The free Square Cash app is available for Android via Google Play and iTunes for iOS, or you can visit Square’s website to download the software. To get started, you just enter the amount of money to send, up to $250 per week or, if you qualify, up to $2,500 per week.
Next, you enter the cash recipient’s email address. (Square Cash can access your contacts to simplify this process.) Then you hit the send button.
For your first Square Cash transaction, you’re asked to enter Visa or MasterCard debit card information. You don’t have to enter these details again after your initial transfer. And that’s it. You’re done.
The recipient receives an email notification that explains who sent the money and the amount. All they have to do is click the “Deposit Cash” button in the email and then enter their Visa or MasterCard debit information the first time they use Square Cash. The transfer takes one to two business days.
Neither party has to create a Square Cash account, and the transfer really is as easy as sending or opening an email. Neither party pays Square a percentage of the transaction. PayPal also offers free person-to-person payments, as long as the funds come directly from a personal bank or PayPal account. Using PayPal isn’t hard—but it’s not as easy as Square Cash, that’s for sure.
So just how secure is Square Cash?
Square says information submitted by customers is “encrypted and submitted to our servers securely, regardless of whether you’re using a public or private WiFi connection or a data service on your phone (such as 3G, 4G or EDGE).”
The Square Cash service is compliant with PCI Data Security Standard (PCI-DSS) Level 1. When transferring data, Square uses standard protocols such as SSL and PGP and requires cryptographic keys of least 128 bits in length. You can read more about Square’s network and server security here.
While all that sounds good, I wish the app came with its own optional passcode lock, which really seems like a no-brainer. Judging from comments on the Square Cash Google Play download page, I’m not alone here.
I feel fairly comfortable with Square’s security, and I plan to use Square Cash on occasion. But we all know that email can, and does, get hacked.

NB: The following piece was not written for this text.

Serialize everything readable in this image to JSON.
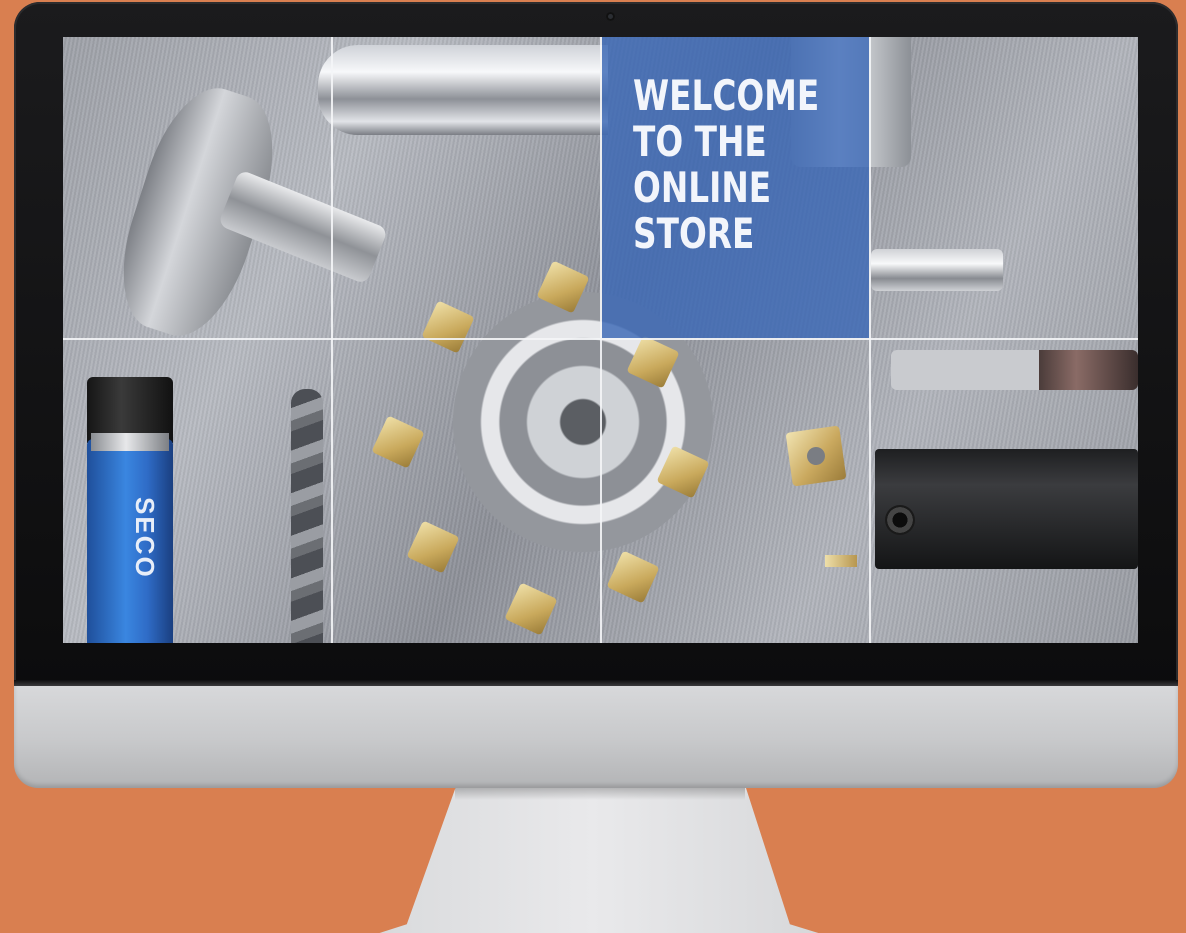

This much is clear: Short of handing over dough, Square Cash is the easiest way to pay and get paid using a mobile app.